> _PROVIDED RECORDS_:
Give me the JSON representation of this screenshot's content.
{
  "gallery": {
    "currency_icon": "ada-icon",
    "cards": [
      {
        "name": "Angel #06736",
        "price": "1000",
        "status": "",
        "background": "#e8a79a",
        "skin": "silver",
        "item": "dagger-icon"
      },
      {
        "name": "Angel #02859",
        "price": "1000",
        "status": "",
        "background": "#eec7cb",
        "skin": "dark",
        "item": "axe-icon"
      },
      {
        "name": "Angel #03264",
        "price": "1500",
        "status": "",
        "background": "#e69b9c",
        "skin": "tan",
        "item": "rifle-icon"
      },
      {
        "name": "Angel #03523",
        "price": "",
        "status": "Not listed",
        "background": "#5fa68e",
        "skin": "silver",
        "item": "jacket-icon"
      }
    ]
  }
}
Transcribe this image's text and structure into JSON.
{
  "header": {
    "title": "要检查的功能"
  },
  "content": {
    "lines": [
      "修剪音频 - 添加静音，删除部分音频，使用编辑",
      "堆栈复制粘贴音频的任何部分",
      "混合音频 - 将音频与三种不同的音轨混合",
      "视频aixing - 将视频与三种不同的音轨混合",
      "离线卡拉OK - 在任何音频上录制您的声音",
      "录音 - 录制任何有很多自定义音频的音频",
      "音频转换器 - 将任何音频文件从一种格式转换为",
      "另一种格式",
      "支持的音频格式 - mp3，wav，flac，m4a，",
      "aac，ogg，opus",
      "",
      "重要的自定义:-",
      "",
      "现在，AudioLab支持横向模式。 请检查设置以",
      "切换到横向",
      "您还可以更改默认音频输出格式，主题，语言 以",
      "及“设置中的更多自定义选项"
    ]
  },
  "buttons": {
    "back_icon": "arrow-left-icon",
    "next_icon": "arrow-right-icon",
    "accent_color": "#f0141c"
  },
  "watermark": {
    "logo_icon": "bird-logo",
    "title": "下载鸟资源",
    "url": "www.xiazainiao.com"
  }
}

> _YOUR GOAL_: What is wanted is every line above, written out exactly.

> _EXERCISE ANSWER_:
Give me the JSON representation of this screenshot's content.
{
  "gallery": {
    "currency_icon": "ada-icon",
    "cards": [
      {
        "name": "Angel #06736",
        "price": "1000",
        "status": "",
        "background": "#e8a79a",
        "skin": "silver",
        "item": "dagger-icon"
      },
      {
        "name": "Angel #02859",
        "price": "1000",
        "status": "",
        "background": "#eec7cb",
        "skin": "dark",
        "item": "axe-icon"
      },
      {
        "name": "Angel #03264",
        "price": "1500",
        "status": "",
        "background": "#e69b9c",
        "skin": "tan",
        "item": "rifle-icon"
      },
      {
        "name": "Angel #03523",
        "price": "",
        "status": "Not listed",
        "background": "#5fa68e",
        "skin": "silver",
        "item": "jacket-icon"
      }
    ]
  }
}
Transcribe this image's text and structure into JSON.
{
  "header": {
    "title": "要检查的功能"
  },
  "content": {
    "lines": [
      "修剪音频 - 添加静音，删除部分音频，使用编辑",
      "堆栈复制粘贴音频的任何部分",
      "混合音频 - 将音频与三种不同的音轨混合",
      "视频aixing - 将视频与三种不同的音轨混合",
      "离线卡拉OK - 在任何音频上录制您的声音",
      "录音 - 录制任何有很多自定义音频的音频",
      "音频转换器 - 将任何音频文件从一种格式转换为",
      "另一种格式",
      "支持的音频格式 - mp3，wav，flac，m4a，",
      "aac，ogg，opus",
      "",
      "重要的自定义:-",
      "",
      "现在，AudioLab支持横向模式。 请检查设置以",
      "切换到横向",
      "您还可以更改默认音频输出格式，主题，语言 以",
      "及“设置中的更多自定义选项"
    ]
  },
  "buttons": {
    "back_icon": "arrow-left-icon",
    "next_icon": "arrow-right-icon",
    "accent_color": "#f0141c"
  },
  "watermark": {
    "logo_icon": "bird-logo",
    "title": "下载鸟资源",
    "url": "www.xiazainiao.com"
  }
}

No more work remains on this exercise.